  • Other fast food chains, obviously
  • Coffee shops
  • Traditional fish and chip outlets
  • So they are not just interested in the names that we immediately think of, but also other places that get in the way of potential customers choosing McDonalds. What stops your target customer buying from you?

    “Measure yourself by the people who measure themselves by you”
    Carter Chambers, The Bucket List (2007)

    Is your view based on current facts or marketing fluff?
    We are all guilty of this. The media (traditional and digital) is full of fabulous headlines about business successes in every sector and the huge sums of money raised in share sales. No-one ever released a press release that said “we made mistakes and lost a crucial customer so our plans have gone awry”!

    Recently I read an article in the business press which heaped praise on a growing SME for achieving 11% year on year sales growth. It was only at the end of the article about wonderful ongoing investment and new opportunities the author quietly mentioned the pretty sizeable losses that the business was still making, drawing me to the conclusion that sales growth was requiring big sacrifices from the owners.

    What does the future hold? Who are the rising stars in your market place?
    We can only ever be certain about the past, but what really matters is the future!

    A little more than just 10 years ago the big supermarkets were competing with each other to try to capture market share but then their battles were swept aside by the growth of the likes of Lidl and Aldi.

    How do you see your market changing in the future and how can you adapt? (Chances are you’ll be wrong here, but if you plan for something you will be better placed to react to whatever comes your way.)

    Most importantly: what are you going to do with this information?
    Can you see opportunities that you can exploit? Have you got strengths that the competition haven’t got? Maybe what you need to focus on is doing more of what you do best?

    At the end of the day what matters is how you’re doing now compared with how you did last time (last year, last marketing campaign, last product launch, etc) but by having good information you can make good decisions for the future.
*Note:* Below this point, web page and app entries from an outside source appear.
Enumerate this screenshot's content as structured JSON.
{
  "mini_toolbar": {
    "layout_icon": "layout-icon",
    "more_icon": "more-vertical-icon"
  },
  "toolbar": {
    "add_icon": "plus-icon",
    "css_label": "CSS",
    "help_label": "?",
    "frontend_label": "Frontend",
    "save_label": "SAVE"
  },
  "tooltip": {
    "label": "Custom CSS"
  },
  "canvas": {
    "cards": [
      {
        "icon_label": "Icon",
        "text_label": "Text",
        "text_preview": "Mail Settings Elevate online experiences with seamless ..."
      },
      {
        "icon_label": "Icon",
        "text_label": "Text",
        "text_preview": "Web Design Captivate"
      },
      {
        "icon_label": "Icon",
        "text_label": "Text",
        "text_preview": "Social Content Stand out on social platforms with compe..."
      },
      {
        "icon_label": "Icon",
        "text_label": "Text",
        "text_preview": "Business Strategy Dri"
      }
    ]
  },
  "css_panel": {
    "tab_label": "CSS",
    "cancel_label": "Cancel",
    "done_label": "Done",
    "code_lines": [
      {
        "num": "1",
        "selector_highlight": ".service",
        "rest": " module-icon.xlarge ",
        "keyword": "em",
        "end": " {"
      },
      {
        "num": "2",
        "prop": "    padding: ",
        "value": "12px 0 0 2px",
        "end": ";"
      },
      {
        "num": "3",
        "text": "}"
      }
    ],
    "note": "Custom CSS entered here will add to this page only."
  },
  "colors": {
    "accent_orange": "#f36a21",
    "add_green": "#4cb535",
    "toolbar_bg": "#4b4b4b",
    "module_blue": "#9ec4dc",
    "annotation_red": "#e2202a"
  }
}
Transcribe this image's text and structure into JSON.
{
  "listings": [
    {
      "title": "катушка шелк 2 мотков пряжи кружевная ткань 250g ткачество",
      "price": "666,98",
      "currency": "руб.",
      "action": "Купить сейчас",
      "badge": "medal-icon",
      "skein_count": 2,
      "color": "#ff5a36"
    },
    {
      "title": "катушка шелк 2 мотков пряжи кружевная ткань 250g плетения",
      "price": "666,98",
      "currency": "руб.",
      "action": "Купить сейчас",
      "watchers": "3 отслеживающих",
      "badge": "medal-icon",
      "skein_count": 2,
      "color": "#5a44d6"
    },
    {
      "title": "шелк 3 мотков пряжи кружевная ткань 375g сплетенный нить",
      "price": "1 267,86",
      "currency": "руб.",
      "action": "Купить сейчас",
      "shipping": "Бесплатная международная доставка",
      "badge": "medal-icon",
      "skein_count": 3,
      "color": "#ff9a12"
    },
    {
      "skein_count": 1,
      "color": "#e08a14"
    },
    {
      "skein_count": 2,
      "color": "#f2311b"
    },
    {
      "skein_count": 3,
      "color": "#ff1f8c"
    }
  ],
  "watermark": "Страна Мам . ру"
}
    If I can help you work through some of these questions I am running free consultancy sessions across Devon over the next few months. Click here for more details.